Sara Dudman

‘”… discover existing, past and future environments…”

 Sara’s field notebook, December 2018


A short introduction to me and my practice….

I am an artist with an affinity for wilderness, a concern for environment and a need for community. I have a persistent curiosity about physical and conceptual relationships with the environment, especially in remote or rural locations.

I often use low-tech video footage as the source and starting point for reprocessing subjects through drawing and painting.  My interest lies in the potential inherent in the process of creating paintings rather than executing a pre-planned image.

In contrast to the over-saturated, heightened, screen-based reality through which we increasingly experience our environment, my paintings and drawings reclaim the world as a personal encounter of depth and complexity.


An outline of my SAW Development Project……

Somerset’s woodlands and forest are diverse and variously planted or naturally evolved.

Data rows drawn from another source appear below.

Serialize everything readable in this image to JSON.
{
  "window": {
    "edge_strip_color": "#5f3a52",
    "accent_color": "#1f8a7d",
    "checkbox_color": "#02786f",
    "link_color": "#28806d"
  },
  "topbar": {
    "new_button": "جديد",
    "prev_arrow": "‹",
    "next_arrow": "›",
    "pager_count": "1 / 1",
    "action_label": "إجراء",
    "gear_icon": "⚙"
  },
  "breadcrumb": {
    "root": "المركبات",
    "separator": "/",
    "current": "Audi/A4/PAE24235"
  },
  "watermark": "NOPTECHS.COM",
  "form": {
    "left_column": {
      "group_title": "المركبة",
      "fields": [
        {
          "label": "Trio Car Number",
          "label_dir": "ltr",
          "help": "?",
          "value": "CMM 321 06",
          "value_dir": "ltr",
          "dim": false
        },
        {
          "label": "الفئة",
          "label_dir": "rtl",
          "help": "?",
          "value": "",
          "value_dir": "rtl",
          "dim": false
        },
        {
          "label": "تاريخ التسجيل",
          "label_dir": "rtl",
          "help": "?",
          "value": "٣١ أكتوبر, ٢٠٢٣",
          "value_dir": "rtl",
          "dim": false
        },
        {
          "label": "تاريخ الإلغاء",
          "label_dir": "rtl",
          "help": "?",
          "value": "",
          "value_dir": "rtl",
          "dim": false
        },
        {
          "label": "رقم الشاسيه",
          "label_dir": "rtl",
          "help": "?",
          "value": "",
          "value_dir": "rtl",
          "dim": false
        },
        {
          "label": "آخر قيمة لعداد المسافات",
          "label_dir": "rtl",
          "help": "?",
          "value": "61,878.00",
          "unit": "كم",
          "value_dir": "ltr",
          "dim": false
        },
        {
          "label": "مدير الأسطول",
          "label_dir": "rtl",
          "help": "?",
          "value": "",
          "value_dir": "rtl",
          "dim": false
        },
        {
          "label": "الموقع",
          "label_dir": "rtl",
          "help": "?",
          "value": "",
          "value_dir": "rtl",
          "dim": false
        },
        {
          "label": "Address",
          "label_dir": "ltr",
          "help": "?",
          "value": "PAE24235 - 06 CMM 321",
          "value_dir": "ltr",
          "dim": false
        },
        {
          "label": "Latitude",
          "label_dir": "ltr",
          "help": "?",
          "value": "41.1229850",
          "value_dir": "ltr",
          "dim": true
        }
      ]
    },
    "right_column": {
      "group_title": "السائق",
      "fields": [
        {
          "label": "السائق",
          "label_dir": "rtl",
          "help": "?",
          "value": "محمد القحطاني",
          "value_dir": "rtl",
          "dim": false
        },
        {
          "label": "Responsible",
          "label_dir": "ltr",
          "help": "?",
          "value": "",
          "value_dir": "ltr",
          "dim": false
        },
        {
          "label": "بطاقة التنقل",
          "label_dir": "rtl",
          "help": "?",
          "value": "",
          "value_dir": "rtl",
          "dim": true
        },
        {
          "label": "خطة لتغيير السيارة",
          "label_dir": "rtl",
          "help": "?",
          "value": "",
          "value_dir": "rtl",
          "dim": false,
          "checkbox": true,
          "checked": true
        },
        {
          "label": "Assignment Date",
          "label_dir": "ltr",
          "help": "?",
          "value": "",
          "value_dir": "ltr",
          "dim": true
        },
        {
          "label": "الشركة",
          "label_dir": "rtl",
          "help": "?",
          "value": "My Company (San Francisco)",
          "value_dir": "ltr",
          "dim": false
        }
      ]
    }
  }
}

I am fascinated to learn more and use my practice to reveal and deepen my understanding of environmental relationships and encounters (specifically focussing on woodland management, industry and recreation). The changing nature and purpose of woodland and forest management echoes the changing relationships communities have with their landscapes more broadly.

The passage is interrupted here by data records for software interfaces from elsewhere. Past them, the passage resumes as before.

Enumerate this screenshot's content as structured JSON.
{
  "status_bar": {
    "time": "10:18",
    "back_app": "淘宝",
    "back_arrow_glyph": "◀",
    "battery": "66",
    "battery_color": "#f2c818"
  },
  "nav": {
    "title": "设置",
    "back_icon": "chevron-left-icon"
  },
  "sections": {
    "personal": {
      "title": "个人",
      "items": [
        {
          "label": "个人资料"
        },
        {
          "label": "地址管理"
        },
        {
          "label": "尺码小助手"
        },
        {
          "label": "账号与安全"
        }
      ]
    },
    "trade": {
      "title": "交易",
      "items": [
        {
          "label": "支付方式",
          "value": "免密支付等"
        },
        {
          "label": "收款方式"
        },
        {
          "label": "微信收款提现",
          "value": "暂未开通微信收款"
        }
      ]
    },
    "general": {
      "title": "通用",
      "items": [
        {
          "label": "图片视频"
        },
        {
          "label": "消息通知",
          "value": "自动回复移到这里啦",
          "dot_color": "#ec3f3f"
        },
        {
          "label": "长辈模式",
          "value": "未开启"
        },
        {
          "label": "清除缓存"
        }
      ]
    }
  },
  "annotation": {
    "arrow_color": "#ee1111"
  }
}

Metaphor is employed consistently in my works to interpret relationships with and observations of the natural environment. I will explore notions of ‘permanence and impermanence’ and the ‘substance and essence’ of the forests.

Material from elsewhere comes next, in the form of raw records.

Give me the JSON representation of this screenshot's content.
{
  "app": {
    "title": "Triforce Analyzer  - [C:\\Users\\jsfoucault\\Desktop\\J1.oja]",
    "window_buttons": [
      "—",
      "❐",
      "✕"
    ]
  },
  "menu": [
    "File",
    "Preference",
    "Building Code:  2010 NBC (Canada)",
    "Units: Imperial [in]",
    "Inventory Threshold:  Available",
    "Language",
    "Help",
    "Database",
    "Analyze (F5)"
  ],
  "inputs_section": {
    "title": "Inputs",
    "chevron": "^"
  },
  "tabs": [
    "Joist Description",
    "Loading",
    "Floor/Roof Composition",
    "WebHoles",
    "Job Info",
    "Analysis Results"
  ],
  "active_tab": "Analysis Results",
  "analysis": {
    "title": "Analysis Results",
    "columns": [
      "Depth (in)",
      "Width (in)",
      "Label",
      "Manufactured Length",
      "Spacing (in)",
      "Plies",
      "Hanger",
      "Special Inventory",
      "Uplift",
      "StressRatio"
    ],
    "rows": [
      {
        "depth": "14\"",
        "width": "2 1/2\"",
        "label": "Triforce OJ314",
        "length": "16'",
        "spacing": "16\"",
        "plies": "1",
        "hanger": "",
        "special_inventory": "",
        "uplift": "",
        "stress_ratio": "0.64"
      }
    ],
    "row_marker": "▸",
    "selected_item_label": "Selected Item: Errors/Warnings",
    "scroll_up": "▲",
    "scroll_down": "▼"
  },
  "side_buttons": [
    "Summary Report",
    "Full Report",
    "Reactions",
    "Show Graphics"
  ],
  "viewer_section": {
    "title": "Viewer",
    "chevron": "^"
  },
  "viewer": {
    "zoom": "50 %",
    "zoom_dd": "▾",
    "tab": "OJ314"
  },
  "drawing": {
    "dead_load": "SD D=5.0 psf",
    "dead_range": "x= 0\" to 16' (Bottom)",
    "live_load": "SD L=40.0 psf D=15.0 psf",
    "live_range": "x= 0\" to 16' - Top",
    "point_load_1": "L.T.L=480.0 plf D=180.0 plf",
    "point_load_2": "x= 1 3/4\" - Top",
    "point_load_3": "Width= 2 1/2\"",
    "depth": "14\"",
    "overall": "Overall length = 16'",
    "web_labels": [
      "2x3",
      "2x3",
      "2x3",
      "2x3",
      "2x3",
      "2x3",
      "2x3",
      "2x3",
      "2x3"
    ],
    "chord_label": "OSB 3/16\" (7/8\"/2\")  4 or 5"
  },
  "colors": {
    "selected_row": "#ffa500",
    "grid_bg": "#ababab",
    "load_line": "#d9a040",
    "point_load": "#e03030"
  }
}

Reinterpreting video footage is a process of digesting and re-forming an original site-specific experience, combining logic, skill, intuition and emotion. I will gather video footage, together with microscopic and other photographic imagery to use as sources for evolving my existing working methods. My previous practice, focussing on coastal relationships mirror many of the encounters with woodlands.

My enquiry will test the unique potential for paint and gesture in reprocessing, analysing and reinterpreting source material. I hope to create empirical evidence of the relevance of the process of painting and drawing as methods of subverting rational, literal or analytical responses to subjects and objects. The act of making paintings is inherently instinctive, intuitive and spontaneous.